Jan Molby

Hope springs eternal thanks to cup shocks

A Swansea-Bradford final probably isn't what Capital One had in mind when they decided to sponsor the League Cup, as it doesn't exactly have mass global appeal, but shocks like we have seen this week ensure people remain in love with the game and keep coming to stadiums.

To see Bradford eliminate a Premier League side over two legs gives supporters of other lower league teams hope that in the future they might get to experience a similar moment.

Certainly in terms of pure entertainment, we have been well catered for in the League Cup this season; it has been fantastic. There's even an argument that there is more romance in the League Cup than the FA Cup these days as we see more shocks in what has been regarded as the less prestigious competition.

The fact that Premier League teams are more inclined to rest players in the League Cup makes for a less predictable state of affairs. You see shocks regularly - even when you don't expect them.

Just look at Arsenal's astonishing loss to Bradford in the quarter-finals: for some reason you just can't imagine that happening in the FA Cup.

We have been treated to two shock finalists, but the competition as a whole has been exciting this season - especially games such as Arsenal's 7-5 win at Reading and Chelsea's 5-4 win over Manchester United.

The League Cup still lacks something in terms of capturing the imagination of the fans, though. It can be harder to get as excited about that competition as we do for others, which is a shame. It all really depends on who makes the semi-finals: if it is four big teams then it will hold mass appeal.

Ultimately, you can't build a cup competition on what we have seen this season, because at some stage you have to get back to normality and have the big clubs in the semi-finals and final. As a one-off it is great - such as when Porto beat Monaco in the Champions League final.

Now and again it is good to give people hope.

Hope is something Bradford will be counting on. Underestimate them at your peril, but the final looks to be almost a foregone conclusion. Swansea will not let this opportunity go, not one year after their big rivals Cardiff City failed to beat Liverpool at Wembley.

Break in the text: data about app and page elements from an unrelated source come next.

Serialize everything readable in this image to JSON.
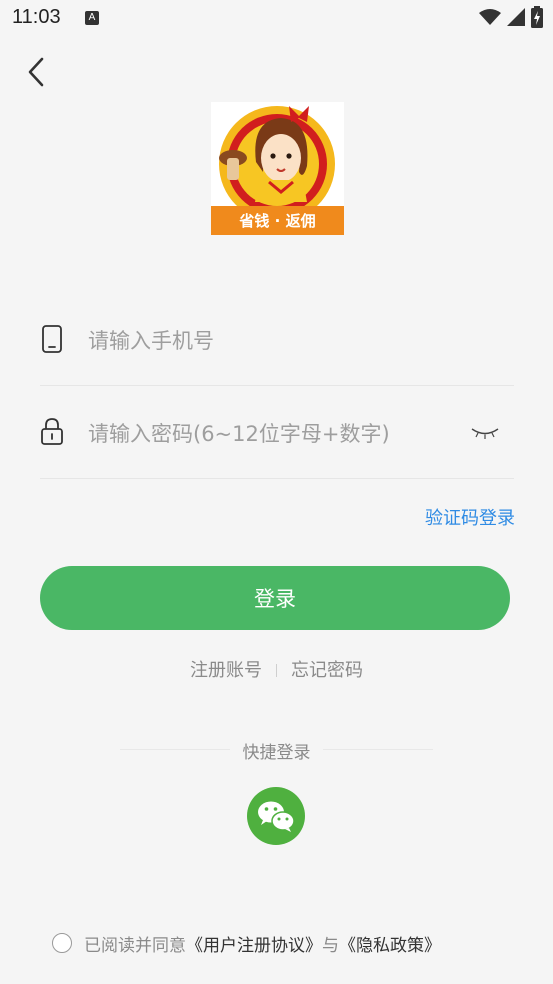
{
  "status_bar": {
    "time": "11:03",
    "app_icon_letter": "A",
    "icons": [
      "wifi-icon",
      "signal-icon",
      "battery-icon"
    ]
  },
  "logo": {
    "text": "省钱 · 返佣"
  },
  "phone_field": {
    "placeholder": "请输入手机号",
    "icon": "phone-icon"
  },
  "password_field": {
    "placeholder": "请输入密码(6~12位字母+数字)",
    "icon": "lock-icon",
    "toggle_icon": "eye-closed-icon"
  },
  "code_login_link": "验证码登录",
  "login_button": "登录",
  "links": {
    "register": "注册账号",
    "forgot": "忘记密码"
  },
  "quick_login": {
    "label": "快捷登录",
    "icon": "wechat-icon"
  },
  "agreement": {
    "prefix": "已阅读并同意",
    "user_agreement": "《用户注册协议》",
    "and": "与",
    "privacy": "《隐私政策》"
  },
  "colors": {
    "primary": "#4ab765",
    "link": "#2f8be4",
    "wechat": "#4fb03f",
    "background": "#f5f5f5"
  }
}
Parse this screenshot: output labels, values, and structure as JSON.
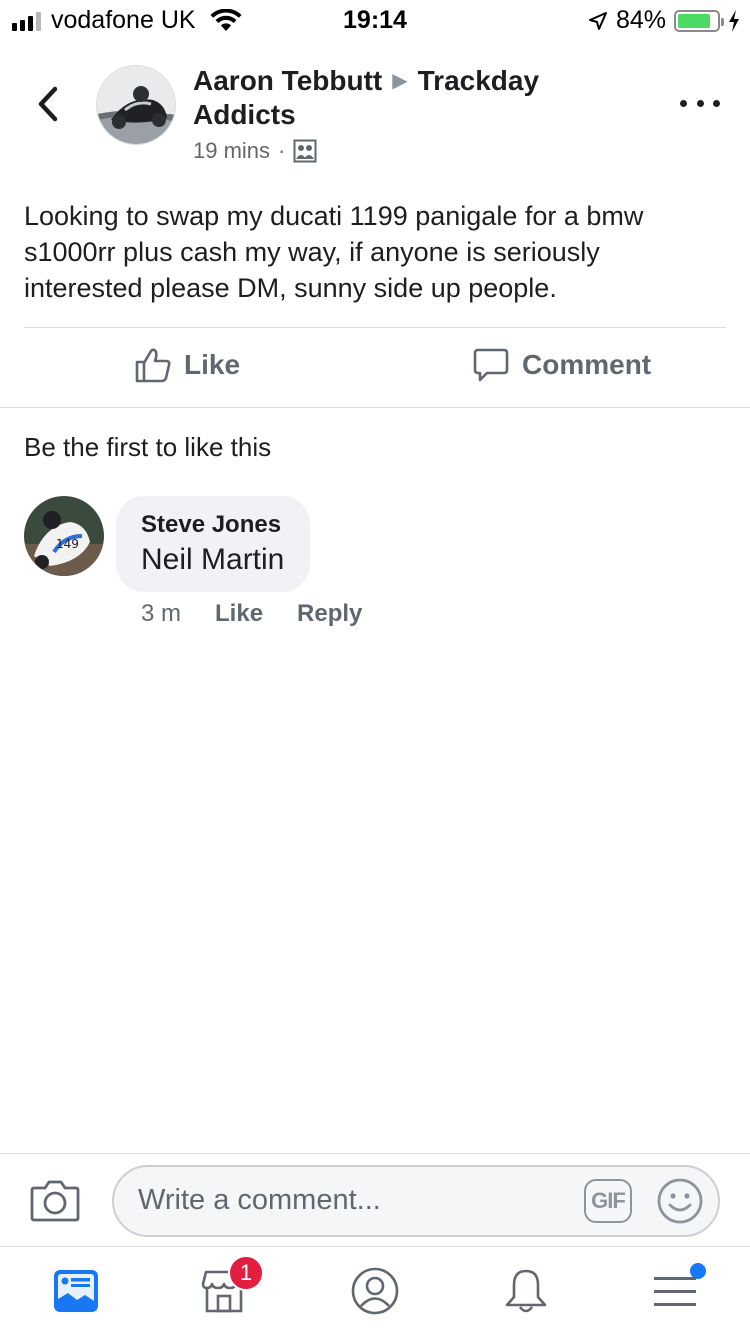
{
  "status_bar": {
    "carrier": "vodafone UK",
    "time": "19:14",
    "battery_percent": "84%",
    "battery_level": 0.84
  },
  "post": {
    "author": "Aaron Tebbutt",
    "group": "Trackday Addicts",
    "timestamp": "19 mins",
    "privacy_icon": "group-members-icon",
    "body": "Looking to swap my ducati 1199 panigale for a bmw s1000rr plus cash my way, if anyone is seriously interested please DM, sunny side up people."
  },
  "actions": {
    "like_label": "Like",
    "comment_label": "Comment"
  },
  "reactions_summary": "Be the first to like this",
  "comments": [
    {
      "author": "Steve Jones",
      "text": "Neil Martin",
      "time": "3 m",
      "like_label": "Like",
      "reply_label": "Reply"
    }
  ],
  "composer": {
    "placeholder": "Write a comment...",
    "gif_label": "GIF"
  },
  "tab_bar": {
    "items": [
      "news-feed-icon",
      "marketplace-icon",
      "profile-icon",
      "notifications-icon",
      "menu-icon"
    ],
    "marketplace_badge": "1"
  },
  "colors": {
    "accent": "#1877f2",
    "badge": "#e41e3f",
    "battery": "#4cd964"
  }
}
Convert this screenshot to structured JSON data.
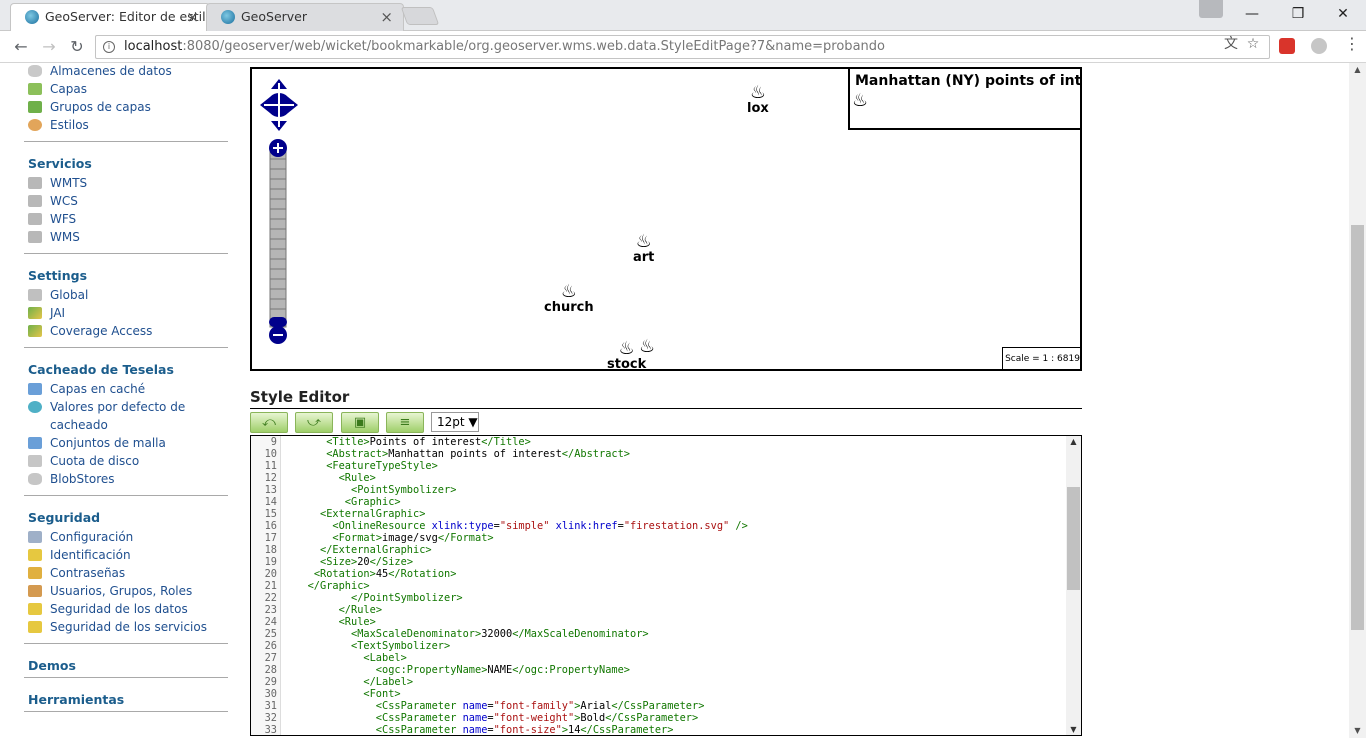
{
  "browser": {
    "tabs": [
      {
        "title": "GeoServer: Editor de estilos",
        "active": true
      },
      {
        "title": "GeoServer",
        "active": false
      }
    ],
    "url_host": "localhost",
    "url_rest": ":8080/geoserver/web/wicket/bookmarkable/org.geoserver.wms.web.data.StyleEditPage?7&name=probando",
    "window_controls": {
      "minimize": "—",
      "maximize": "❒",
      "close": "✕"
    }
  },
  "sidebar": {
    "top_items": [
      {
        "label": "Almacenes de datos",
        "icon": "datastore-icon"
      },
      {
        "label": "Capas",
        "icon": "layers-icon"
      },
      {
        "label": "Grupos de capas",
        "icon": "layer-group-icon"
      },
      {
        "label": "Estilos",
        "icon": "styles-icon"
      }
    ],
    "sections": [
      {
        "title": "Servicios",
        "items": [
          {
            "label": "WMTS",
            "icon": "server-icon"
          },
          {
            "label": "WCS",
            "icon": "server-icon"
          },
          {
            "label": "WFS",
            "icon": "server-icon"
          },
          {
            "label": "WMS",
            "icon": "server-icon"
          }
        ]
      },
      {
        "title": "Settings",
        "items": [
          {
            "label": "Global",
            "icon": "global-settings-icon"
          },
          {
            "label": "JAI",
            "icon": "jai-icon"
          },
          {
            "label": "Coverage Access",
            "icon": "coverage-icon"
          }
        ]
      },
      {
        "title": "Cacheado de Teselas",
        "items": [
          {
            "label": "Capas en caché",
            "icon": "grid-icon"
          },
          {
            "label": "Valores por defecto de cacheado",
            "icon": "globe-icon"
          },
          {
            "label": "Conjuntos de malla",
            "icon": "grid-icon"
          },
          {
            "label": "Cuota de disco",
            "icon": "disk-icon"
          },
          {
            "label": "BlobStores",
            "icon": "blobstore-icon"
          }
        ]
      },
      {
        "title": "Seguridad",
        "items": [
          {
            "label": "Configuración",
            "icon": "wrench-icon"
          },
          {
            "label": "Identificación",
            "icon": "shield-icon"
          },
          {
            "label": "Contraseñas",
            "icon": "lock-icon"
          },
          {
            "label": "Usuarios, Grupos, Roles",
            "icon": "users-icon"
          },
          {
            "label": "Seguridad de los datos",
            "icon": "data-security-icon"
          },
          {
            "label": "Seguridad de los servicios",
            "icon": "service-security-icon"
          }
        ]
      },
      {
        "title": "Demos",
        "items": []
      },
      {
        "title": "Herramientas",
        "items": []
      }
    ]
  },
  "map": {
    "legend_title": "Manhattan (NY) points of intere",
    "scale_text": "Scale = 1 : 6819",
    "points": [
      "lox",
      "art",
      "church",
      "stock"
    ]
  },
  "style_editor": {
    "title": "Style Editor",
    "font_size": "12pt",
    "buttons": [
      "undo-button",
      "redo-button",
      "preview-image-button",
      "format-button"
    ]
  },
  "code_lines": [
    {
      "n": "9",
      "indent": 6,
      "text": "<Title>Points of interest</Title>"
    },
    {
      "n": "10",
      "indent": 6,
      "text": "<Abstract>Manhattan points of interest</Abstract>"
    },
    {
      "n": "11",
      "indent": 6,
      "text": "<FeatureTypeStyle>"
    },
    {
      "n": "12",
      "indent": 8,
      "text": "<Rule>"
    },
    {
      "n": "13",
      "indent": 10,
      "text": "<PointSymbolizer>"
    },
    {
      "n": "14",
      "indent": 9,
      "text": "<Graphic>"
    },
    {
      "n": "15",
      "indent": 5,
      "text": "<ExternalGraphic>"
    },
    {
      "n": "16",
      "indent": 7,
      "text": "<OnlineResource xlink:type=\"simple\" xlink:href=\"firestation.svg\" />"
    },
    {
      "n": "17",
      "indent": 7,
      "text": "<Format>image/svg</Format>"
    },
    {
      "n": "18",
      "indent": 5,
      "text": "</ExternalGraphic>"
    },
    {
      "n": "19",
      "indent": 5,
      "text": "<Size>20</Size>"
    },
    {
      "n": "20",
      "indent": 4,
      "text": "<Rotation>45</Rotation>"
    },
    {
      "n": "21",
      "indent": 3,
      "text": "</Graphic>"
    },
    {
      "n": "22",
      "indent": 10,
      "text": "</PointSymbolizer>"
    },
    {
      "n": "23",
      "indent": 8,
      "text": "</Rule>"
    },
    {
      "n": "24",
      "indent": 8,
      "text": "<Rule>"
    },
    {
      "n": "25",
      "indent": 10,
      "text": "<MaxScaleDenominator>32000</MaxScaleDenominator>"
    },
    {
      "n": "26",
      "indent": 10,
      "text": "<TextSymbolizer>"
    },
    {
      "n": "27",
      "indent": 12,
      "text": "<Label>"
    },
    {
      "n": "28",
      "indent": 14,
      "text": "<ogc:PropertyName>NAME</ogc:PropertyName>"
    },
    {
      "n": "29",
      "indent": 12,
      "text": "</Label>"
    },
    {
      "n": "30",
      "indent": 12,
      "text": "<Font>"
    },
    {
      "n": "31",
      "indent": 14,
      "text": "<CssParameter name=\"font-family\">Arial</CssParameter>"
    },
    {
      "n": "32",
      "indent": 14,
      "text": "<CssParameter name=\"font-weight\">Bold</CssParameter>"
    },
    {
      "n": "33",
      "indent": 14,
      "text": "<CssParameter name=\"font-size\">14</CssParameter>"
    }
  ]
}
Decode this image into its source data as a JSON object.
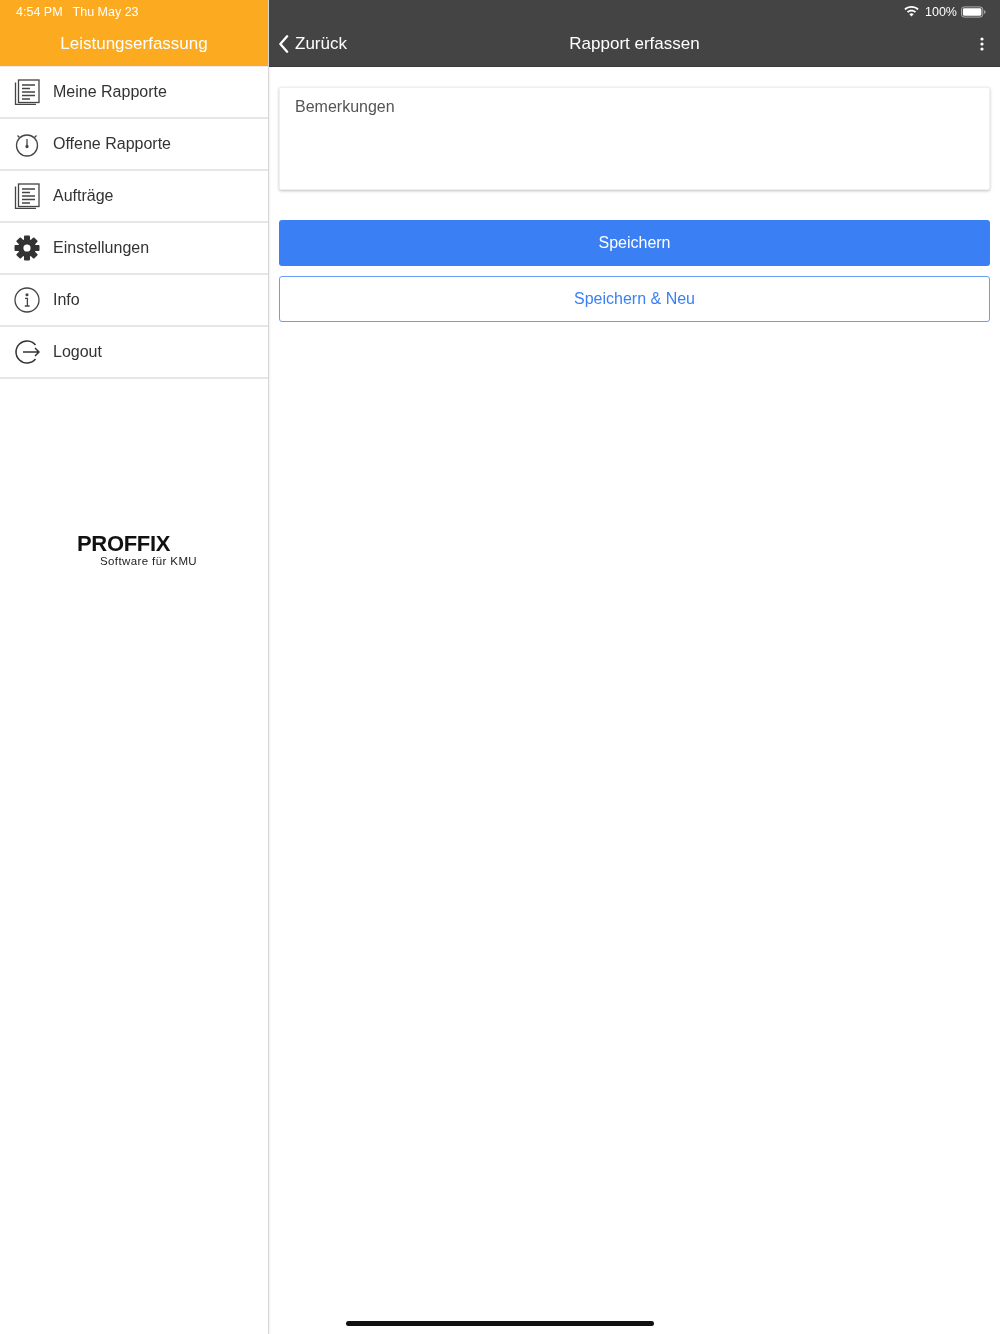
{
  "status_bar": {
    "time": "4:54 PM",
    "date": "Thu May 23",
    "battery": "100%"
  },
  "sidebar": {
    "title": "Leistungserfassung",
    "items": [
      {
        "label": "Meine Rapporte",
        "kind": "list"
      },
      {
        "label": "Offene Rapporte",
        "kind": "timer"
      },
      {
        "label": "Aufträge",
        "kind": "list"
      },
      {
        "label": "Einstellungen",
        "kind": "settings"
      },
      {
        "label": "Info",
        "kind": "info"
      },
      {
        "label": "Logout",
        "kind": "logout"
      }
    ],
    "logo": {
      "name": "PROFFIX",
      "tagline": "Software für KMU"
    }
  },
  "nav_bar": {
    "back": "Zurück",
    "title": "Rapport erfassen"
  },
  "form": {
    "remarks": {
      "placeholder": "Bemerkungen"
    }
  },
  "buttons": [
    {
      "label": "Speichern",
      "kind": "primary"
    },
    {
      "label": "Speichern & Neu",
      "kind": "outline"
    }
  ]
}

Swansea will be determined to take a trophy back to Wales for the first time since 192, and they should have the calibre of player to ensure there is no surprise. While they aren't going to entirely lose focus on the league, Michael Laudrup will ensure they are ready and willing to go on February 24.

They go about their business in a calm way, and nothing will faze them. I will expect Swansea to win on the day.

Even reaching the final is a massive achievement for both clubs, but perhaps even more so for Swansea, despite the fact they are the Premier League club. When you consider where they were 10 years ago - near the bottom of the fourth tier - it is a remarkable achievement.

A decade ago, Bradford were only recently out of the Premier League and their story has been a sadder one in the intervening time. They have suffered financial woe, but they have managed to galvanise themselves under a good manager in Phil Parkinson.

Possibly they rode their luck a bit on the way, but there's no doubt they deserve to be where they are after a campaign that has become a great modern cup story.

There's no doubting it has been a good season for the League Cup - but the FA Cup is still king. It still has the greater razzmatazz and is certainly helped in that regard by the fact that the final is played in May rather than January.

It feels like the grand conclusion to the season, even if in practice that isn't really the case anymore.